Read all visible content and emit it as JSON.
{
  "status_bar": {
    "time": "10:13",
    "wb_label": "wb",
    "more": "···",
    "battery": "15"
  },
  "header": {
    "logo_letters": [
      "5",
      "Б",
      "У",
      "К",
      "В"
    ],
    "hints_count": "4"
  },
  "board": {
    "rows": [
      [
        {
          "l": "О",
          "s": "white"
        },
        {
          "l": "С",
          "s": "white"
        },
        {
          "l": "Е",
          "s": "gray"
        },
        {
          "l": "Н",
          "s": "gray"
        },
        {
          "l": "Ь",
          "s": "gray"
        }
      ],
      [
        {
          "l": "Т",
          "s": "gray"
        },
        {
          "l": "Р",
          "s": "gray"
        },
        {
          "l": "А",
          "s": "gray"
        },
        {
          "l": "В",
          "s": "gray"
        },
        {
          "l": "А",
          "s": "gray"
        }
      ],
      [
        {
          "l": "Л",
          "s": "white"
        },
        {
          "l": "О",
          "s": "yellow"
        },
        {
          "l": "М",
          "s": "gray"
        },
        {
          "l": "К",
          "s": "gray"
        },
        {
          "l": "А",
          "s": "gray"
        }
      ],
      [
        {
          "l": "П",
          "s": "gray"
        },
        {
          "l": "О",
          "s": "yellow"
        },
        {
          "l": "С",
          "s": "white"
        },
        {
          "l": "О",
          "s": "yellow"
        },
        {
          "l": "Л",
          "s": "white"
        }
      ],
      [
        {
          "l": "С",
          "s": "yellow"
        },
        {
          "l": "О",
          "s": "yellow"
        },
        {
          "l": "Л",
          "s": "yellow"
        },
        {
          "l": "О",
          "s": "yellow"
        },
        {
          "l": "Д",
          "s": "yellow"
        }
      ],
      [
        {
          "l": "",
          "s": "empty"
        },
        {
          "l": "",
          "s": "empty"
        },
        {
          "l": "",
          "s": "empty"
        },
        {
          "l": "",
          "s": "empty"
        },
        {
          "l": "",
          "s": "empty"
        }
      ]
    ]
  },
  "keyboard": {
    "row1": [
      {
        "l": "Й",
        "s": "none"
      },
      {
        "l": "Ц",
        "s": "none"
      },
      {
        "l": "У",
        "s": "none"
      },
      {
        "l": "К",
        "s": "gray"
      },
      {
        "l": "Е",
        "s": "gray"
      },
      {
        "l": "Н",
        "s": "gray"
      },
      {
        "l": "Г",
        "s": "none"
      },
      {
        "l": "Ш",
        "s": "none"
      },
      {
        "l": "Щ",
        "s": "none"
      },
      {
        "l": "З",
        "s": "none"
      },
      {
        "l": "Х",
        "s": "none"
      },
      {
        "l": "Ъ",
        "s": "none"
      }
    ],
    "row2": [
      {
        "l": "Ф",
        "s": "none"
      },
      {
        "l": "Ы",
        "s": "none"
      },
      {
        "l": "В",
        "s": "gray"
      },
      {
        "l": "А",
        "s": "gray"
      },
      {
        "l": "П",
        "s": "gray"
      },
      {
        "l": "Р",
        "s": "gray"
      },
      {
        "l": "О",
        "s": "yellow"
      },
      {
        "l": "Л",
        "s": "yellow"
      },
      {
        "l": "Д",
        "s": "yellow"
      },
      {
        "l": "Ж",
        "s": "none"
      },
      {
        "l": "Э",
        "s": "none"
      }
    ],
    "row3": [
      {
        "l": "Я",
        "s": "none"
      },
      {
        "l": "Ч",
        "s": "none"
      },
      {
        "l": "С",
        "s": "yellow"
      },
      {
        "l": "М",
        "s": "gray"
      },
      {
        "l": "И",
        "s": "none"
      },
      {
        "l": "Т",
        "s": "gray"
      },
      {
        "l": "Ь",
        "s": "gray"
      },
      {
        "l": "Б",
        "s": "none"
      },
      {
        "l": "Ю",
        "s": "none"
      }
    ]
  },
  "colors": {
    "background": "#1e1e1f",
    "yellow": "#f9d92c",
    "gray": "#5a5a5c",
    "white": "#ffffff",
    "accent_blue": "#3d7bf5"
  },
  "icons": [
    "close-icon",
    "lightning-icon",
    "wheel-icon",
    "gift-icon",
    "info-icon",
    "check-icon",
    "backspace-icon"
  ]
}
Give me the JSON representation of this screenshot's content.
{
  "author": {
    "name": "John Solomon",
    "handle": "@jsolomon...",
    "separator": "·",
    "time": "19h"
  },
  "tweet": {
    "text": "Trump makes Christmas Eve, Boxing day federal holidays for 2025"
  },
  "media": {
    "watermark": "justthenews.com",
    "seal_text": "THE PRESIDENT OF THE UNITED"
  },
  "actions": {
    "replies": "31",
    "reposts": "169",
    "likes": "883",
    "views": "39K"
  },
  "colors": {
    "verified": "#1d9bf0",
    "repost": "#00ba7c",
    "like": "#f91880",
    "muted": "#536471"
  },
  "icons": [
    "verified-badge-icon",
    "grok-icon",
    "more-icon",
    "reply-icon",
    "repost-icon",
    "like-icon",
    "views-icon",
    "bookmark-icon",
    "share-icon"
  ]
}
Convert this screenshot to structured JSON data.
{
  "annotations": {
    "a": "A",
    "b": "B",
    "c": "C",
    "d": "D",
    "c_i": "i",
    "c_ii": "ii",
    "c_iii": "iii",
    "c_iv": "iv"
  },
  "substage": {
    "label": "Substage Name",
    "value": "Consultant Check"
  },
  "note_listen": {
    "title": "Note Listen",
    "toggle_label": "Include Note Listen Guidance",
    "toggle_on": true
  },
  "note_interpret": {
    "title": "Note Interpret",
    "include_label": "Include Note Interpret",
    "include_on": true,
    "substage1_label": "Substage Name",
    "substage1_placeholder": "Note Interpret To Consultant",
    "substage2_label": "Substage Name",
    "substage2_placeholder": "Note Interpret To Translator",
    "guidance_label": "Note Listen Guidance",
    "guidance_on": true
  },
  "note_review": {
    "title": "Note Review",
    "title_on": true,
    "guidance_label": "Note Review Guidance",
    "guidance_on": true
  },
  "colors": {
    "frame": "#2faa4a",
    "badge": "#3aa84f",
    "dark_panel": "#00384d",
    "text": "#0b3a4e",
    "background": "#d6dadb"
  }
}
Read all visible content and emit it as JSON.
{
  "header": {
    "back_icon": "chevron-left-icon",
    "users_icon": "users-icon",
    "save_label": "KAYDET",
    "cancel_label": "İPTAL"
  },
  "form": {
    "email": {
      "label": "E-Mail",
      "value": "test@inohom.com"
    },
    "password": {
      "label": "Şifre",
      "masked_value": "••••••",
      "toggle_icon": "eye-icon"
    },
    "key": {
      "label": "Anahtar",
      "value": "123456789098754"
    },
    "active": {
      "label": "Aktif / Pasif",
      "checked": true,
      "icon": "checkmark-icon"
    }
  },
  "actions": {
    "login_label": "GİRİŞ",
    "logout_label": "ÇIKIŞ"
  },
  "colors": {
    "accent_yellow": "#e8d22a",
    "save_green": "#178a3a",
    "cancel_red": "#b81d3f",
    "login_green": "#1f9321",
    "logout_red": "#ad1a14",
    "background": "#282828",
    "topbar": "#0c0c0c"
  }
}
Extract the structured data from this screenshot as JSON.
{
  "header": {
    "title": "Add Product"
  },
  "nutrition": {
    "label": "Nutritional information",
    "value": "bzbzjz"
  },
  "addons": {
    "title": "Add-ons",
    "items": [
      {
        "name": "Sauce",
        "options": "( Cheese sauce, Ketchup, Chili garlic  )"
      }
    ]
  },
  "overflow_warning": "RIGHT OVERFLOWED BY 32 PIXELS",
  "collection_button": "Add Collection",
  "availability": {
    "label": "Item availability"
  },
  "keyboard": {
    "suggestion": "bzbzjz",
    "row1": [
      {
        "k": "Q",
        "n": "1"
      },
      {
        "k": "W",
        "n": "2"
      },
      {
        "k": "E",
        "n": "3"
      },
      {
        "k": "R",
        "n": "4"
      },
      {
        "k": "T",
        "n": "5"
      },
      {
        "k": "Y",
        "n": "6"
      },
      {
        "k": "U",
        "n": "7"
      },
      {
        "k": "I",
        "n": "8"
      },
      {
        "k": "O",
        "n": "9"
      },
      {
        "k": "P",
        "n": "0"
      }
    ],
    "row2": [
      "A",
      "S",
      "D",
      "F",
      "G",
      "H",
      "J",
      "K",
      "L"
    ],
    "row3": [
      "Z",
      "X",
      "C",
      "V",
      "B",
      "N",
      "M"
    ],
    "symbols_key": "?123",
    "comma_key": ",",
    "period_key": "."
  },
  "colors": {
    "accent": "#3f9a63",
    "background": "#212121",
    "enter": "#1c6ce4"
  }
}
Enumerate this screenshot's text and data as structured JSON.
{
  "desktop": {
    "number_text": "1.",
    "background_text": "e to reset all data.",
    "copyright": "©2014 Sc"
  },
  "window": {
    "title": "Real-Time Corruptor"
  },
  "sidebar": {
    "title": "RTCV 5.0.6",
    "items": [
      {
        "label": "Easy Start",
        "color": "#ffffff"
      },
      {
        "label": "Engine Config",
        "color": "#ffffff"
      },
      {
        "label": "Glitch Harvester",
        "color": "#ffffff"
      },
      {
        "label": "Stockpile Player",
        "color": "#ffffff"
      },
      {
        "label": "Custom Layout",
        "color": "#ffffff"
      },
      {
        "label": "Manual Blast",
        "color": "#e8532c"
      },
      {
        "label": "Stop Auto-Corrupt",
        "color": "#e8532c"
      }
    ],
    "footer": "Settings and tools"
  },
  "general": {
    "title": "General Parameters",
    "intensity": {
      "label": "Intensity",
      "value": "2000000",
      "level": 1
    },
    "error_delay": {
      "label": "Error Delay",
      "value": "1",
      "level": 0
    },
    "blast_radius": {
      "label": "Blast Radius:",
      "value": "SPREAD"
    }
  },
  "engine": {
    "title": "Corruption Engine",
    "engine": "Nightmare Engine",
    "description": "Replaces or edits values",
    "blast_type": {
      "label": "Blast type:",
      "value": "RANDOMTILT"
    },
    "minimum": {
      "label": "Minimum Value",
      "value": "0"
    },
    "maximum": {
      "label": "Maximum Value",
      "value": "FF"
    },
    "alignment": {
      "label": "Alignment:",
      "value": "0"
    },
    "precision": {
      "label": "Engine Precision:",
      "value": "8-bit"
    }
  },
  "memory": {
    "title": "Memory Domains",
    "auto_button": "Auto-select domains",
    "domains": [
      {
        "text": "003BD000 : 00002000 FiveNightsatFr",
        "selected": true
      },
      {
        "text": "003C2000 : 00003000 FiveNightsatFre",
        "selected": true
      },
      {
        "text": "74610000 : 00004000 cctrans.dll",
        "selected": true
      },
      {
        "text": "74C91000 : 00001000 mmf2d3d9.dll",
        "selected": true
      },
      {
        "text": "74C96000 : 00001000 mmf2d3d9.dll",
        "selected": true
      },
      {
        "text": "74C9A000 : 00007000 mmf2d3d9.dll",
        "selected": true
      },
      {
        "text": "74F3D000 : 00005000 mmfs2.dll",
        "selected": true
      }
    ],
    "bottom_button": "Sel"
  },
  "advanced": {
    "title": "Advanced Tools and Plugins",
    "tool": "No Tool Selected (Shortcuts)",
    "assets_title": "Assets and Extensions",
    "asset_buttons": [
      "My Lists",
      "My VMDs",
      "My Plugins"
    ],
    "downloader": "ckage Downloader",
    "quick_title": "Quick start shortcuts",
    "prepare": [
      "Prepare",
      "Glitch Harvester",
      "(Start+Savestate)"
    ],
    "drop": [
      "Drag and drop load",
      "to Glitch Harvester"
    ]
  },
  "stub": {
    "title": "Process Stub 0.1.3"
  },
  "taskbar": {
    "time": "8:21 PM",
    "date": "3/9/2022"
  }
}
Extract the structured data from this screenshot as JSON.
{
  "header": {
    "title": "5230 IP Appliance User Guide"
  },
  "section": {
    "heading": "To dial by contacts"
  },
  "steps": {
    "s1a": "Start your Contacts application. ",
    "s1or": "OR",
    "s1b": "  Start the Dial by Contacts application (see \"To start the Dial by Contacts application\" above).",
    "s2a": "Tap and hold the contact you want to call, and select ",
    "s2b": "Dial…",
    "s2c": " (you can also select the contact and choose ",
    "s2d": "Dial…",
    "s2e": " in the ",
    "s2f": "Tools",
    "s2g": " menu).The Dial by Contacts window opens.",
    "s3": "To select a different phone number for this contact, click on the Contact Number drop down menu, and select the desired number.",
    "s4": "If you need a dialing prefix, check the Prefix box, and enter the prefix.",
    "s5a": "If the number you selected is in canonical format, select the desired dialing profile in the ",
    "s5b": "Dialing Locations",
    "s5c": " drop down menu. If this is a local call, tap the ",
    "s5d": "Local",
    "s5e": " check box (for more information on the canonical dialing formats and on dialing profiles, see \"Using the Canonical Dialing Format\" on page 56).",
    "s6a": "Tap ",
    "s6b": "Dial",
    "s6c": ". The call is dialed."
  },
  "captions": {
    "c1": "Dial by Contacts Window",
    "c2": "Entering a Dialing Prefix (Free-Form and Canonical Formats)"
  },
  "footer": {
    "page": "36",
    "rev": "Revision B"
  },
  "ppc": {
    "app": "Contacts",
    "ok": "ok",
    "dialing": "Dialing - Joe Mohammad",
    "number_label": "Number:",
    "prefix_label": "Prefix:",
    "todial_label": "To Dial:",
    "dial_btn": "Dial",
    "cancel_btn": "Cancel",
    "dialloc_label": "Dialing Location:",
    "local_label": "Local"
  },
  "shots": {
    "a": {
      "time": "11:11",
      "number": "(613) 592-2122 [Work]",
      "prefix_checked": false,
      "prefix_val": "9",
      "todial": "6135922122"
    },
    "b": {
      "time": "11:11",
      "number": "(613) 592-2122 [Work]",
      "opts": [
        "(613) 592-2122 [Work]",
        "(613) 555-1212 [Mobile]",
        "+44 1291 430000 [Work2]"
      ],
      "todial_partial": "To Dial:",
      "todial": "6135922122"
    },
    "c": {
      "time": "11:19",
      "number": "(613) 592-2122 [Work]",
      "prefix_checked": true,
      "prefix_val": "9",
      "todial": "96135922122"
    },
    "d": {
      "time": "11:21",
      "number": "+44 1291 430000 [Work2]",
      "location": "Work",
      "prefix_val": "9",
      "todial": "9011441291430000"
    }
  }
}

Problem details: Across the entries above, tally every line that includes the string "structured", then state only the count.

Completed exercise: 4